07 Oct Milk and Honey
Where was your maternal grandmother born? What language did she speak-what was her Mother Tongue? How many times was she pregnant? How many times did she give birth?
After becoming a doula I became accustom to initial meetings with each pregnant woman in order for her to determine if I was a good fit for her. These introductory visits would set the tone for a pregnant woman to connect even deeper with her intuition and instincts and FEEL out if I would become the woman she entrusted to hold space for her as she transitioned into becoming a mother (or a mother of an additional child). I loved these first meetings, and delighted in answering the often lengthy list of questions that so clearly reflected the myriad of hopes, values, dreams and beliefs of each pregnant woman. I was often asked at the end of these first meetings if I had any questions of my own and along with the usual- who, what, where, when …….I’d ask them to tell me their maternal grandmother’s birth stories.
'Women…are storytellers. They are nurturers…filled with creative forces when they are fertile, pregnant or birthing. Millions of years of biology are on their side to ‘bring forth.’ Nothing can stop the power behind that force, not even the woman herself…She is the living essence of the future. She is a holy woman and there is intelligence at work in her. It is sacred energy.'. Sister MorningStar.
Energetically a shift would take place from their definitive ideals about delayed cord clamping, skin to skin and placenta encapsulation to a murkier uncertainty. Almost always they’d look at me and respond with, ‘I don’t know ‘.
Part of my internal process was to try to understand why each woman had no idea how her maternal grandmother birthed. Why wasn’t this powerful women’s wisdom being passed down from generation to generation? By asking about what country she had lived in, what language she spoke and the circumstances around her grandmothers birth an entire constellation map was created. A birthing tree of maternal lineage was brought forth whose roots run deep and whose seeds carry the future generations.
Often these questions ignited a search to find out more about their grandmother’s births. They would return with having opened a treasure chest of untold birth stories. Most of the stories were universal in nature and at their essence about the union of the mystery in the everyday, when time and space is transcended during birth and a new life is welcomed into the world. Others held subtle hints of collective memories, triumph and shame, danger and love. But some of these untold stories were like finding keys to doors no one knew existed. A stillbirth that was never grieved, an abortion that was hidden, a birth on the run while fleeing persecution.
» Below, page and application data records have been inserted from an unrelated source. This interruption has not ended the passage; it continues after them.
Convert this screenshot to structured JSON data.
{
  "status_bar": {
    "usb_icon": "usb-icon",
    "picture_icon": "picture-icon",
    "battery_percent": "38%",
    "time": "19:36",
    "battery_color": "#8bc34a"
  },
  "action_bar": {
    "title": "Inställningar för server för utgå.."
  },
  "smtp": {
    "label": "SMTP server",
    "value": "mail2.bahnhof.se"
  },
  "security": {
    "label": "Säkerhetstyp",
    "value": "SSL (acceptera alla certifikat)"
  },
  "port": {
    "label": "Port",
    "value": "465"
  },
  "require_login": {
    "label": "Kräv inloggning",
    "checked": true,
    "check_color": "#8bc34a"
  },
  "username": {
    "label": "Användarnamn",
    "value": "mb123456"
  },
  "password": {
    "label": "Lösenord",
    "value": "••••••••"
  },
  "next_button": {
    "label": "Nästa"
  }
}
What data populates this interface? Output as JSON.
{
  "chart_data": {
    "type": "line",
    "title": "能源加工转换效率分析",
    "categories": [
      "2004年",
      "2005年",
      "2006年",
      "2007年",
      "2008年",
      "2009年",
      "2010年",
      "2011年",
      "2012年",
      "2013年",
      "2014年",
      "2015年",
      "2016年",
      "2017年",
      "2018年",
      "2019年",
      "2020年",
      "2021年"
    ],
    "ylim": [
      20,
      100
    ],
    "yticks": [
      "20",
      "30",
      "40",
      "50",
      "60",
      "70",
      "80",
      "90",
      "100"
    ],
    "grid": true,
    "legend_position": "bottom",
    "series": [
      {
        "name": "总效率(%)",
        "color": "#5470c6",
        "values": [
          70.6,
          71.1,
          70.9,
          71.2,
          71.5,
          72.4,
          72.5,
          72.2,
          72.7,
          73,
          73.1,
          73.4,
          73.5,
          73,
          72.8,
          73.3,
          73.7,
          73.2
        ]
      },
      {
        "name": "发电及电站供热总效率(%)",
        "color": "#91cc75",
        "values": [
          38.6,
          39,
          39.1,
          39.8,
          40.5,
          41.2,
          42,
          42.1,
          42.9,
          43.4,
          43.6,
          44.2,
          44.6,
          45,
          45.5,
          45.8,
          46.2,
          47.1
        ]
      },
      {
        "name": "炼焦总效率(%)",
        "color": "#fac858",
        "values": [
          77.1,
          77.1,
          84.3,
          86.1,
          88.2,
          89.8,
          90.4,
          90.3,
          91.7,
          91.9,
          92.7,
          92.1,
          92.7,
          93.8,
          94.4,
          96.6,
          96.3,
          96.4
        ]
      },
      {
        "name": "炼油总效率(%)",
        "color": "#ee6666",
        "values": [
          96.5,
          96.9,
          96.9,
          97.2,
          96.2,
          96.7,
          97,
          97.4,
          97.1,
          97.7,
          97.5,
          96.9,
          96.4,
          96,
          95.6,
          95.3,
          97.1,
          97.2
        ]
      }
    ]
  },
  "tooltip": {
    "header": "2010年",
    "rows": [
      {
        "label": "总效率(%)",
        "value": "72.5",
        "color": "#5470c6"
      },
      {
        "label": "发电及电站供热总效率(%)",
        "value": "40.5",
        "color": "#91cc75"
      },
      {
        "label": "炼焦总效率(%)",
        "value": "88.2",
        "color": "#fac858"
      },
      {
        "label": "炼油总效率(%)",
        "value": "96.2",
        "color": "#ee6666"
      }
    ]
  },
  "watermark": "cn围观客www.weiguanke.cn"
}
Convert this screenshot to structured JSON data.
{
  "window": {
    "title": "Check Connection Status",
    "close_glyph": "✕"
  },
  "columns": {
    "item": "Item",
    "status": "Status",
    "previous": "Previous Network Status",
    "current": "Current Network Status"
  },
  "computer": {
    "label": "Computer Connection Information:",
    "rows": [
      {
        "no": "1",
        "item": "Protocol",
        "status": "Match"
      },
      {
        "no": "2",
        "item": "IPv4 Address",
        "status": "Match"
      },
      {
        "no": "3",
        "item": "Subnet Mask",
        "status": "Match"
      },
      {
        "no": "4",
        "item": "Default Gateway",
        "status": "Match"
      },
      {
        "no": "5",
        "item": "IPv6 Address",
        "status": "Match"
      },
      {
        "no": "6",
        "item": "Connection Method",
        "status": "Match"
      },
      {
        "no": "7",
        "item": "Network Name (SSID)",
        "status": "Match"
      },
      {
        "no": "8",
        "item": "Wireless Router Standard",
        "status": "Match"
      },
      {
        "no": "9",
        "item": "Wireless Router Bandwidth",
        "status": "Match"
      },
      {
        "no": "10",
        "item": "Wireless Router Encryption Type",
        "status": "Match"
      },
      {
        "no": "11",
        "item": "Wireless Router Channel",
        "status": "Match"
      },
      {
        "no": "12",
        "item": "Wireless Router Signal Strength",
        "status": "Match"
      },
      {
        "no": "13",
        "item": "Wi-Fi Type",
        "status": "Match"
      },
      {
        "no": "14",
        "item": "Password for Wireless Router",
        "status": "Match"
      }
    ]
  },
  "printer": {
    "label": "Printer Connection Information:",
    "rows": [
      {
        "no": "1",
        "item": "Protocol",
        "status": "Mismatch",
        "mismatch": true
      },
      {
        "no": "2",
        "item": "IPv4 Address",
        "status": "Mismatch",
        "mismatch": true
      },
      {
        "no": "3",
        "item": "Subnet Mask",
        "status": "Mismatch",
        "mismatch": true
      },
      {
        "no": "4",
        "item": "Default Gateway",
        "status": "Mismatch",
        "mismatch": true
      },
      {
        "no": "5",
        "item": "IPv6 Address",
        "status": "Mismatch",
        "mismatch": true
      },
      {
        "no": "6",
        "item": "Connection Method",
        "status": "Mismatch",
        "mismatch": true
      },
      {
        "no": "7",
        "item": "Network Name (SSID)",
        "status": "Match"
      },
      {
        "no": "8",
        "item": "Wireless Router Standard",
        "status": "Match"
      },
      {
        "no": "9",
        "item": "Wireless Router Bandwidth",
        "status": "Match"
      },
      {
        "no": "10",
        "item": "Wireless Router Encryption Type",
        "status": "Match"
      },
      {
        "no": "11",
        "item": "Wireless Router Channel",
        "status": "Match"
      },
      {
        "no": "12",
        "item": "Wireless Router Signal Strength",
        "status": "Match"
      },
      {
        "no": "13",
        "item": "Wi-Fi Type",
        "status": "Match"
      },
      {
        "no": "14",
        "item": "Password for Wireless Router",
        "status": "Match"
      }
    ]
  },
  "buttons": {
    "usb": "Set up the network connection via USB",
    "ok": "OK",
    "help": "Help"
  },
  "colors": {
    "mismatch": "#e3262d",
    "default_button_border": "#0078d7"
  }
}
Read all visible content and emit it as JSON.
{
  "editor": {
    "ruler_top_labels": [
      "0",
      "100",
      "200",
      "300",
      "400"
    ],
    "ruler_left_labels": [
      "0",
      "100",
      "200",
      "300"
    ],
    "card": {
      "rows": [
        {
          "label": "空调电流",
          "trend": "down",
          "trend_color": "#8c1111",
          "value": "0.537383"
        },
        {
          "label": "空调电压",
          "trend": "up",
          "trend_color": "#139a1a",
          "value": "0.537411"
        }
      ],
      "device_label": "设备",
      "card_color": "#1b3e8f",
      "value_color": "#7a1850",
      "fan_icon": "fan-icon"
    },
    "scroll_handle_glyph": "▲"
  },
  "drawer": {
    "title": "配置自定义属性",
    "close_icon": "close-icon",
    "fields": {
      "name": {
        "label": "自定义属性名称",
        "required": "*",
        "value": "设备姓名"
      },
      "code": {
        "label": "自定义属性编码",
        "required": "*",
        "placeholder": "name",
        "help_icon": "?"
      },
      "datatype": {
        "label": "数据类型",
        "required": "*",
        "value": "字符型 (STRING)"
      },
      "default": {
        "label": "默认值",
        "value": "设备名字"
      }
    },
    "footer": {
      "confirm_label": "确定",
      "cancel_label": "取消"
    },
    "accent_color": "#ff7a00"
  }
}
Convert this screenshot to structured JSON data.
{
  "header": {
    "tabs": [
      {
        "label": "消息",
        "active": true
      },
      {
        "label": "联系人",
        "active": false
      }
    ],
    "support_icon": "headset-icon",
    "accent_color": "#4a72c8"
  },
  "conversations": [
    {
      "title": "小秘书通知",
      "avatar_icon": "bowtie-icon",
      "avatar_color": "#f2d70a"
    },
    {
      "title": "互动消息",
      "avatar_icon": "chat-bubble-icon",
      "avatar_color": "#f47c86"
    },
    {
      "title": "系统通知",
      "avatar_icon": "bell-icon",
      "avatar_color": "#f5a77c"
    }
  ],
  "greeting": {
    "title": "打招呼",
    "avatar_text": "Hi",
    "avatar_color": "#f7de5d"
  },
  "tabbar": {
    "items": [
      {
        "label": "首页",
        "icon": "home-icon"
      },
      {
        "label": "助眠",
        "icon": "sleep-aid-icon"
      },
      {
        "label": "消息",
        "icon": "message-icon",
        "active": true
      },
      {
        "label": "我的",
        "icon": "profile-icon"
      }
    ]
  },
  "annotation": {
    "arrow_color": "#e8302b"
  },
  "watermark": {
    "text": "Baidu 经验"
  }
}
We know now from the scientific study of epigenetics that we hold these memories in our DNA and that they are passed down from generation to generation. In one study the phobia of snakes had made a genetic imprint on the DNA coding of a family. This doesn’t mean that the daughters born into this family will have an absolute fear of snakes but it does mean they will have a more enhanced radar for predicting danger. Awareness of these built in generational patterns can be powerful tools of insight allowing us to release patterns that no longer serve us and embrace the ones that represent what matters most to us.
Consider that when our maternal grandmothers were pregnant with our mothers, we each existed as the potential for life. We were present as an egg in the already developed fetal womb of our mothers inside of the pregnant womb of our grandmothers. This physical union and complete symbiosis extends within our wombs through the placenta joining mother and baby. The placenta is often called the Tree of Life because its veins, its roots, look so much like a tree. We’ve long known that during pregnancy a mother supplies all of her baby’s nutrients through the placenta with the constant flow of her bloodstream. Now it’s known that DNA is actually flowing two ways through the placenta from mother to baby and from baby to mother. If a mother takes a simple blood test as early as from the 8th week of pregnancy, her baby’s fetal cells can be detected in her bloodstream giving information on health, sex and development. A mother’s brain cells are permanently altered by the presence of fetal DNA which improves her neural health lowering rates of Alzheimer’s and other diseases. It is the same DNA from mother to baby that carries genetic memories and the same DNA from baby to mother that improves maternal neural health, and between the two lies our literal and figurative regeneration.
It is with this understanding that we can expand our awareness and release family patterns that no longer serve us and consciously continue to embrace those that support our wellbeing. No woman reaches adulthood without having absorbed the messages from her family about what is to be valued. Some of these messages were explicitly stated, others were sensed and others carried through our DNA. We may have resonated with many of the messages or rejected them outright. Part of becoming aligned with our truth is the ability to face external messages and collective beliefs and choose for ourselves what we agree with and what doesn’t represent us. Birth stories are one potent portal to access these generational messages because they perfectly hold what matters most to birthing women. How she was treated in contrast to how she wanted to be treated. What she hoped to have happen and what evolved. Whether she viewed birth as sacred, primal, dangerous or natural and what she thinks now after giving birth.
Are you more curious about how your mother or maternal grandmother birthed? That answer will be different for each of us. Every answer reveals who we are today in relation to our family. But whether these questions evoke sadness or comfort they provide insight into the generational patterns that make up our family constellation. What life events were hidden and kept secret, what was celebrated and held up to emulate. It is through awareness of these patterns, that we can reclaim our voice by telling our own preferred stories about who we are and what our legacy will be.